strong desire feel represented in government. There are two entities, divided along ethnic lines.
Again, this shows a refusal to be responsible for other ethnic groups, one of the negative
characteristics of localization. Within the Federation, there are 12 cantons, and even major tasks
of governments are assigned to the cantons. The governments are unable to take advantage of
economies of scale in health insurance, for example.
Before the war, there was a trend toward urbanization. The war and the resultant IDPs have
greatly increased this trend. People have come to the cities for personal safety, and are working
as waitresses and taxi drivers, for example. For many of them, there is little immediate prospect
of employment should they return to their villages. Surveys indicate that many believe only the
old people will return. The young will stay in the cities.
At present, the force of globalization seems to be passing BH by. The rapidly falling costs of
sharing information and transport did nothing to prevent the tragedies of ethnic cleansing and the
BH has an opportunity to take advantage of this force, though, as it begins to recover from
the war and complete its transition to a market economy. There are opportunities to become part
of the world-wide production network. Its high level of education and technical skills make it
well-placed to succeed.
Free Trade (Static & Dynamic Issues)
Bosnia is fairly open to international trade already. Instead of transitioning from a
protectionist environment to a free trade one, Bosnia’s transition is to a market economy. As it
builds a new capital stock, market forces will be allocating those resources to take advantage of
world markets.
It is anticipated that Bosnia will be able to export technical services, such as engineering
Bosnia is looking forward to a chance to join the European Union.
Free Financial Flows
The legacy of a socialist regime is a lack of a market-oriented banking system and few
financial markets. This puts Bosnia in a more difficult position than some other developing
countries. They are making progress in this direction.
ECO 315/Dr. Mitchell/Spring 2002
Countries such as Croatia and Slovenia can expect large inflows of foreign direct investment,
taking advantage of the relatively education workforce. Bosnia is disadvantaged, however, by its
recent violence and the continued necessity for peacekeeping forces. Its complicated
government structure and lack of transparency is unlikely to attract investment at this time.
Environmental Issues
At present, the greatest environmental concern is landmines and UXOs (unexploded
ordinances). These prevent the development of the tourism industry, for example.

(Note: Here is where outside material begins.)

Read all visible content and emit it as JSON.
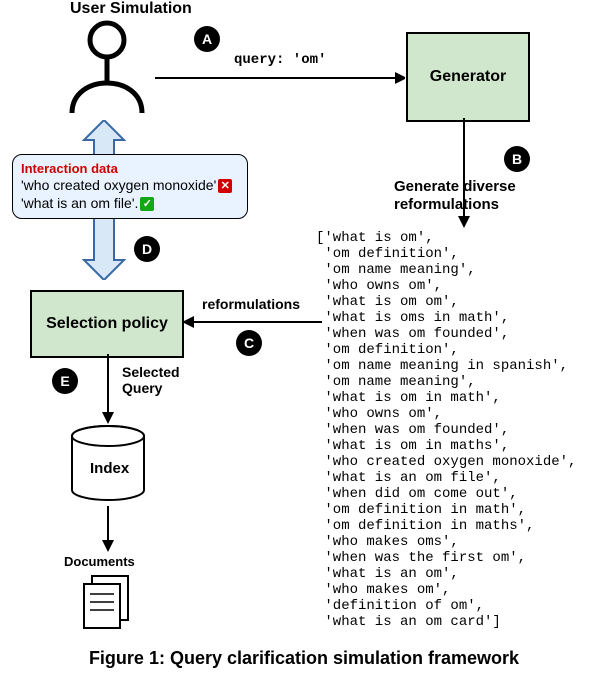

Also concerns of pollution from old “dirty” manufacturing processes.
The socialist system had directed the formation of an agglomeration in the munitions
industry. It remains to be seen whether this will re-start, or whether other agglomerations will